Every time you get behind the wheel of a car, you assume the potential risk of a collision. You may not think about it, but there is always danger when operating a multiple-ton vehicle. Taking that risk for granted can cause people to make questionable decisions while at the wheel. Of course, you are not the only one that the vehicle you drive endangers.
Anyone with whom you cross paths, from other drivers to pedestrians and cyclists, can also wind up injured or even dead as a result of poor decisions at the wheel. If you drove in a dangerous manner and caused a crash that resulted in the death of another person, it is possible that the State of Florida will charge you with vehicular homicide.
What is the definition of vehicular homicide in Florida?
Every state has its own definition for crimes and legal terms. Florida has a relatively broad definition for vehicular homicide. Specifically, while most states will charge someone with vehicular homicide if another person dies because of how someone else uses a motor vehicle, Florida also includes unborn children in the definition of vehicular homicide.
Even if everyone walks away from the accident seemingly unhurt, if a pregnant mother involved in a crash loses her child, Florida will consider vehicular homicide charges. It is also important to understand that the damages people suffer in a car accident may not fully manifest immediately. Someone could appear okay while leaving the scene of the accident, only to later die as a result of abdominal injuries or internal bleeding.
Not every fatal crash will result in vehicular homicide charges. The law requires that the driver who causes the crash must have been driving in a reckless manner they knew could endanger others. Traveling at incredibly high speeds, driving while drunk or going the wrong way on a one-direction road could all provide grounds for a vehicular homicide charge after a deadly crash.

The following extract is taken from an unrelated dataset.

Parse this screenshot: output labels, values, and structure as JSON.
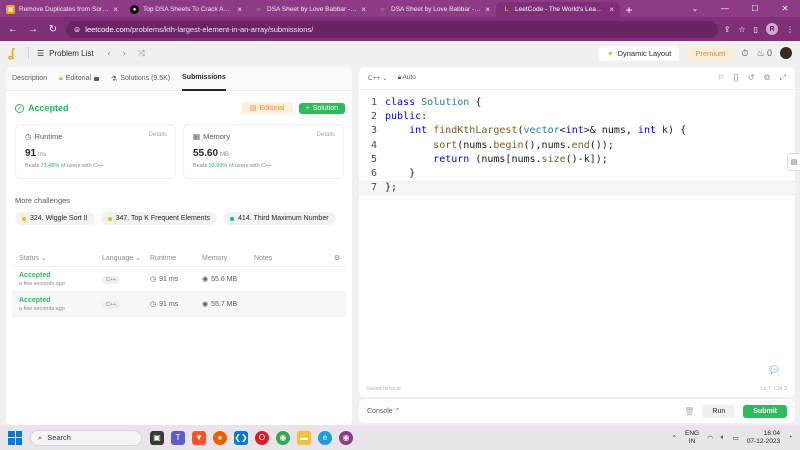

What penalties does vehicular homicide carry?
Anyone who pleads guilty or gets convicted of vehicular homicide will face either second- or first-degree felony charges. Second degree felonies can result in up to 15 years in prison, 15 years of probation and a fine of up to $10,000. First-degree felony charges can mean 30 years in prison, 30 years of probation and a $10,000 fine.
Thankfully, anyone charged with vehicular homicide or similarly serious offenses has the right to a criminal defense. Depending on the circumstances of the accident, there may be many defense options available. Reviewing the evidence gathered by law enforcement about the deadly accident can help you determine the best strategy to develop in your particular case.